Friday 17 March 2023

at first i was afraid, i was petrified (10. 615)

Beginning a four-week run at the top of the UK singles charts on this day in 1979 (also a hit internationally and inscribed on the National Recording Registry by the Library of Congress for its cultural and artistic significance) the disco anthem about discovering personal strength in the face of breakup owes its origins to the dismissal of principal lyricist Dino Fekaris, partnering with Freddie Perren—also a former co-worker out of a job—and the resolution to bounce back, as a song-writer no less. With the working-title “Substitute,” performer Gloria Gaynor immediately recognised it as a hit. Played first by DJs in Studio 54 before the record was released, the accompanying promotional video, filmed in competing night club Xenon Discotheque and features a troupe of dance skaters.
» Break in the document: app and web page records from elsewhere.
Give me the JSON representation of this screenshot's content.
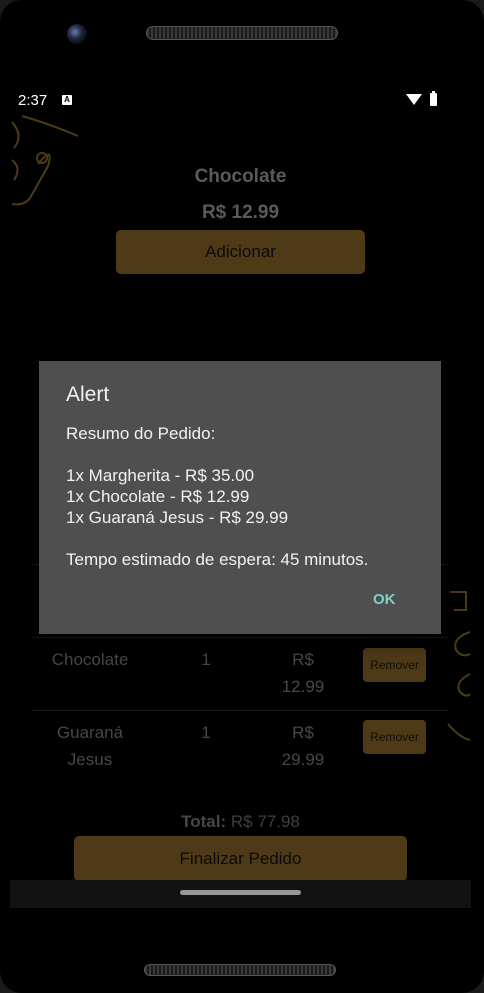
{
  "status_bar": {
    "time": "2:37",
    "notification_glyph": "A",
    "icons": [
      "wifi-icon",
      "battery-icon"
    ]
  },
  "product": {
    "name": "Chocolate",
    "price": "R$ 12.99",
    "add_label": "Adicionar"
  },
  "cart": {
    "items": [
      {
        "name": "Chocolate",
        "qty": "1",
        "currency": "R$",
        "amount": "12.99",
        "remove_label": "Remover"
      },
      {
        "name_line1": "Guaraná",
        "name_line2": "Jesus",
        "qty": "1",
        "currency": "R$",
        "amount": "29.99",
        "remove_label": "Remover"
      }
    ],
    "total_label": "Total:",
    "total_value": "R$ 77.98",
    "finalize_label": "Finalizar Pedido"
  },
  "dialog": {
    "title": "Alert",
    "summary_heading": "Resumo do Pedido:",
    "lines": [
      "1x Margherita - R$ 35.00",
      "1x Chocolate - R$ 12.99",
      "1x Guaraná Jesus - R$ 29.99"
    ],
    "wait_time": "Tempo estimado de espera: 45 minutos.",
    "ok_label": "OK"
  },
  "colors": {
    "accent": "#7a5a26",
    "dialog_bg": "#4f4f4f",
    "ok_text": "#7ecfc4",
    "background": "#000000"
  }
}
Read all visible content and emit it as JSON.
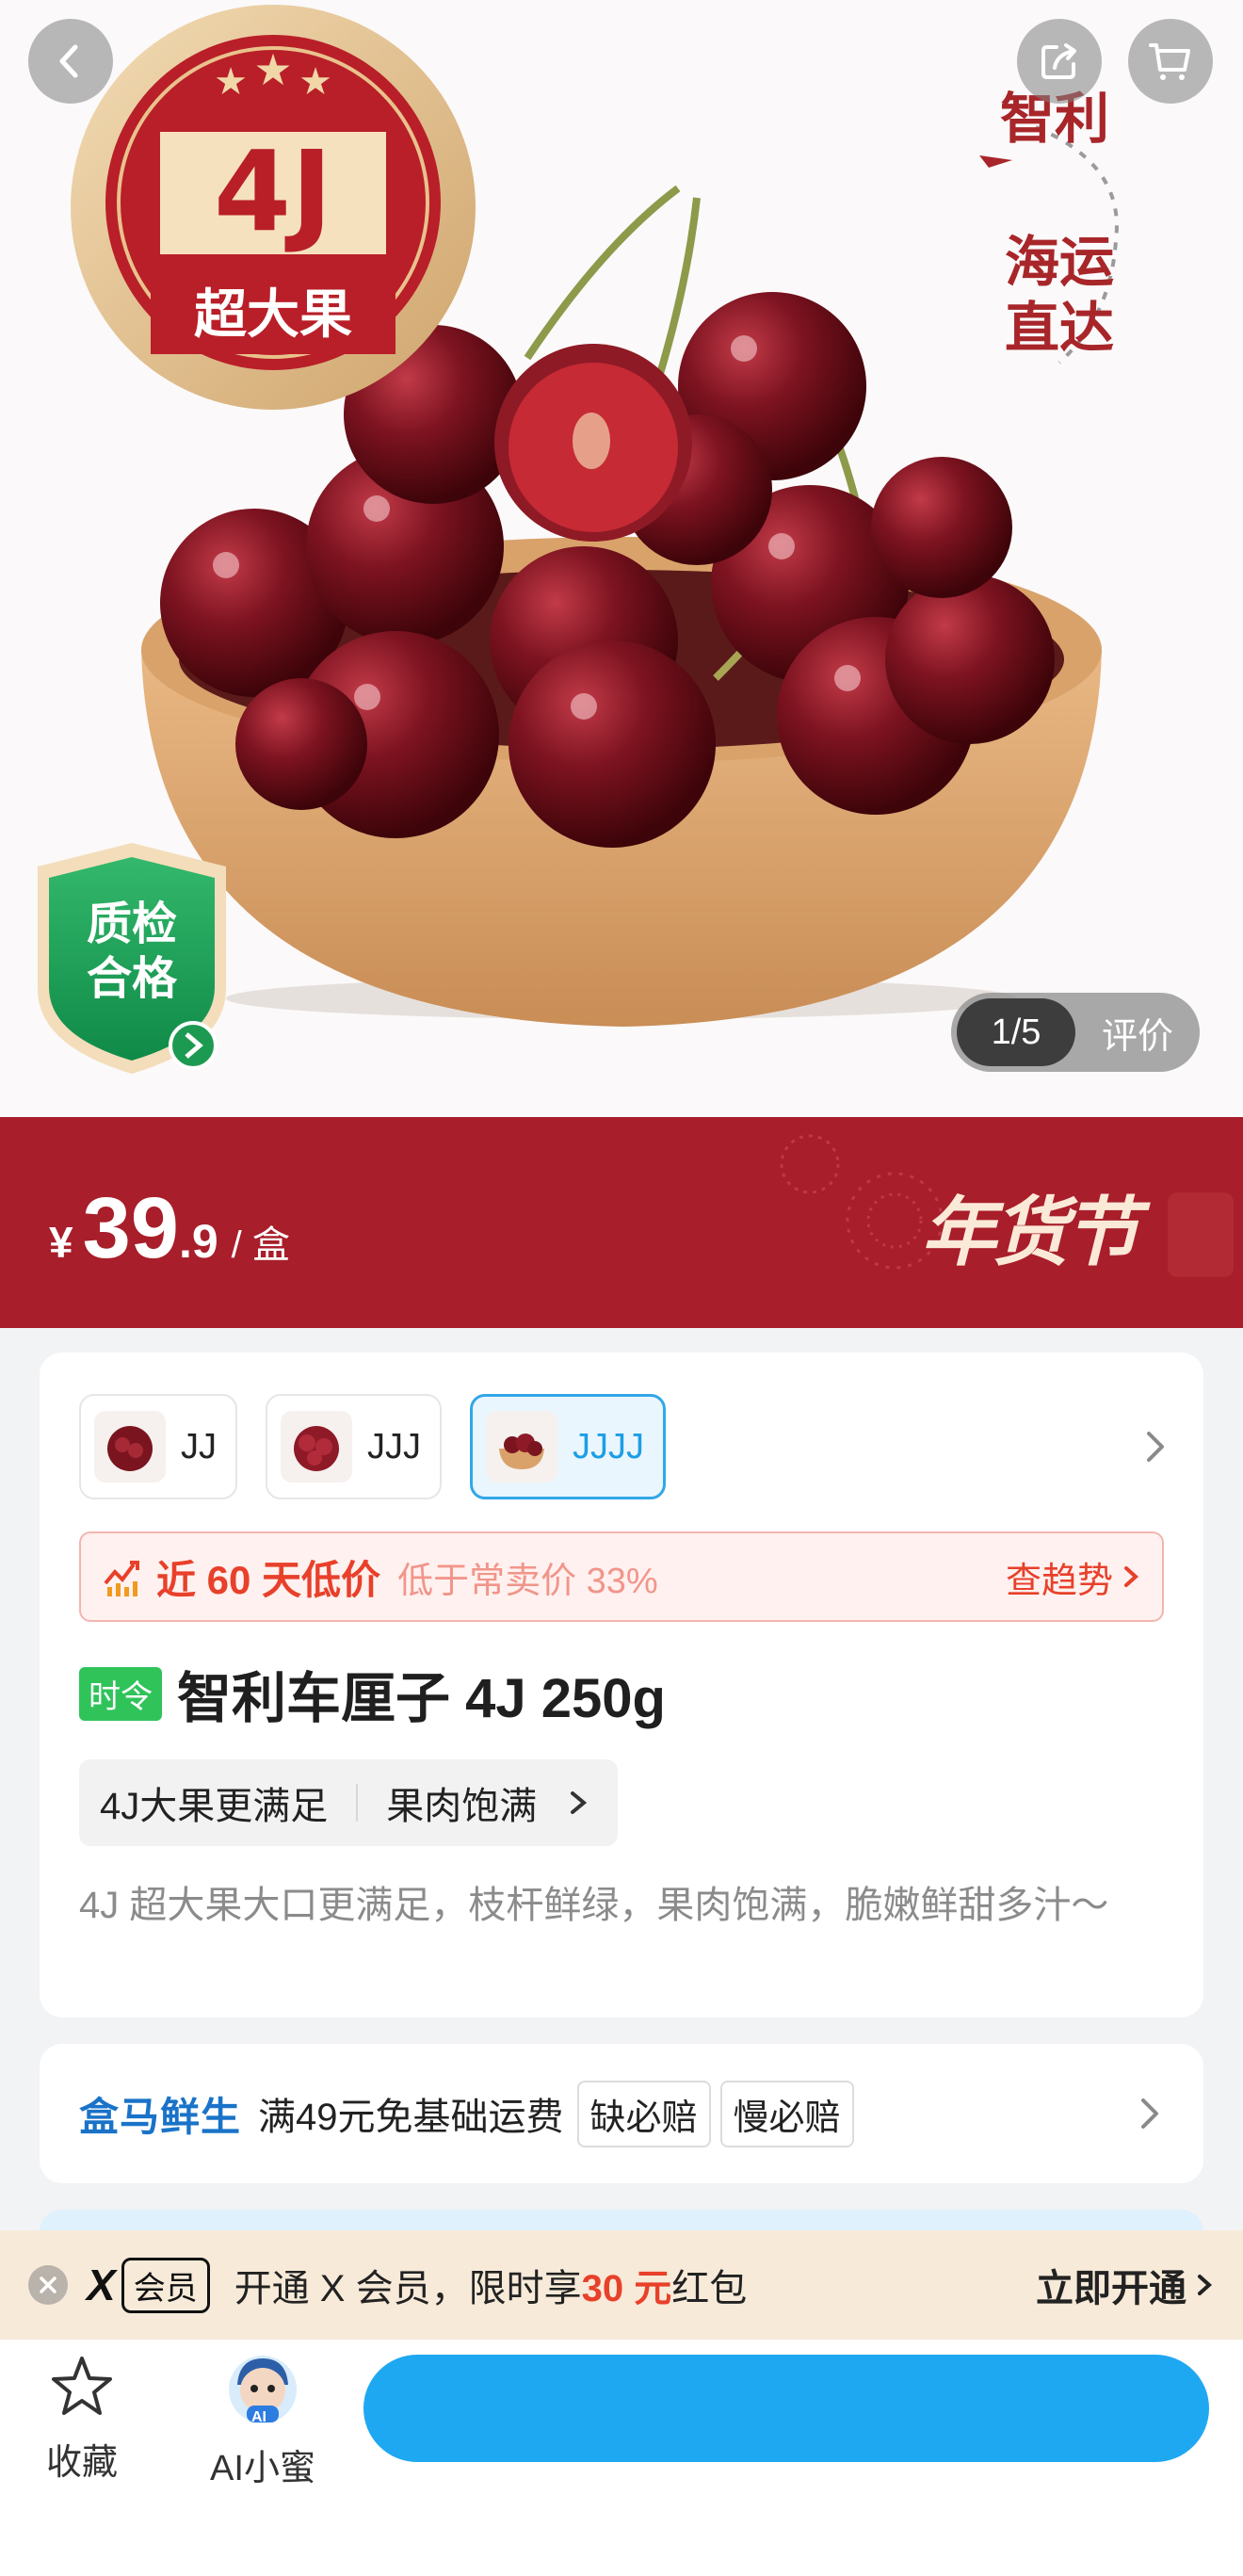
{
  "hero": {
    "badge_size": "4J",
    "badge_text": "超大果",
    "brand_origin": "智利",
    "shipping_line1": "海运",
    "shipping_line2": "直达",
    "qc_line1": "质检",
    "qc_line2": "合格",
    "pager": "1/5",
    "review_label": "评价"
  },
  "price": {
    "currency": "¥",
    "integer": "39",
    "decimal": ".9",
    "unit": "/ 盒",
    "festival": "年货节"
  },
  "variants": [
    {
      "label": "JJ",
      "selected": false
    },
    {
      "label": "JJJ",
      "selected": false
    },
    {
      "label": "JJJJ",
      "selected": true
    }
  ],
  "low_price": {
    "main": "近 60 天低价",
    "sub": "低于常卖价 33%",
    "link": "查趋势"
  },
  "product": {
    "tag": "时令",
    "title": "智利车厘子 4J 250g",
    "chips": [
      "4J大果更满足",
      "果肉饱满"
    ],
    "description": "4J 超大果大口更满足，枝杆鲜绿，果肉饱满，脆嫩鲜甜多汁～"
  },
  "shipping": {
    "brand": "盒马鲜生",
    "text": "满49元免基础运费",
    "pills": [
      "缺必赔",
      "慢必赔"
    ]
  },
  "member": {
    "logo": "X",
    "vip": "会员",
    "text_before": "开通 X 会员，限时享",
    "amount": "30 元",
    "text_after": "红包",
    "cta": "立即开通"
  },
  "bottom": {
    "favorite_label": "收藏",
    "assistant_label": "AI小蜜",
    "assistant_badge": "AI"
  },
  "colors": {
    "brand_red": "#a81e2a",
    "accent_blue": "#1ea8f2",
    "alert_red": "#e8402a",
    "seasonal_green": "#2fc35a"
  }
}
Friday 11 November 2022

and i’ll never have that recipe again (10. 292)

Written by Jimmy Webb and first recorded by Irish actor and singer Richard Harris (Arthur in Camelot) a decade before, the disco arrangement by Donna Summer (encouraged by producer Giorgio Moroder) of MacArthur Park climbed to number one on the Billboard Hot 100 on this day in 1978, holding the top spot for three weeks. Originally pitched to the sunshine pop group The Association (“Cherish,” “Along Comes Mary”), they rejected Webb’s composition due to its stream-of-consciousness lyrics and ambitious, over-the-top arrangement.

Saturday 13 August 2022

na-na, na-na, na-na, na-na-na-na now (10. 056)

Probably better known for “(That’s the Way) I Like It” and “(Shake, Shake, Shake) Shake Your Booty”—but this is a fun one too—the band hailing from Hialeah, Florida—the Sunshine State registered at the top of UK singles charts, the band’s first and only number one in Britain (where it became a popular sporting chant) a decade after the group formed, with “Give It Up” this day in 1983, the lead track from their ninth studio album All in a Night’s Work. Released internationally just earlier in the month and facing quite a cultural backlash against disco at the beginning of the decade, the song was regarded as a comeback hit for KC and the Sunshine Band and one of the last first-wave reverberations of the genre.

Saturday 25 September 2021

you think that i could muster up a little soft shoe gentle sway

Written and composed by Scott Hoffman, Jason Sellards and Elton John (on piano) and released as a single from their second studio album Ta-Dah in July of that year, this week in 2006 saw the Scissor Sisters’ signature track “I Don’t Feel Like Dancin’” top the charts in the UK, later reaching the same heights in Germany, Norway, Switzerland and Croatia. The Nu-disco song performed by Jakes Shears and Ana Matronic crosses elements of The Four Seasons’ “December, 1963” and Leo Sayer’s “You Make Me Feel Like Dancing—Want to Dance the Night Away.”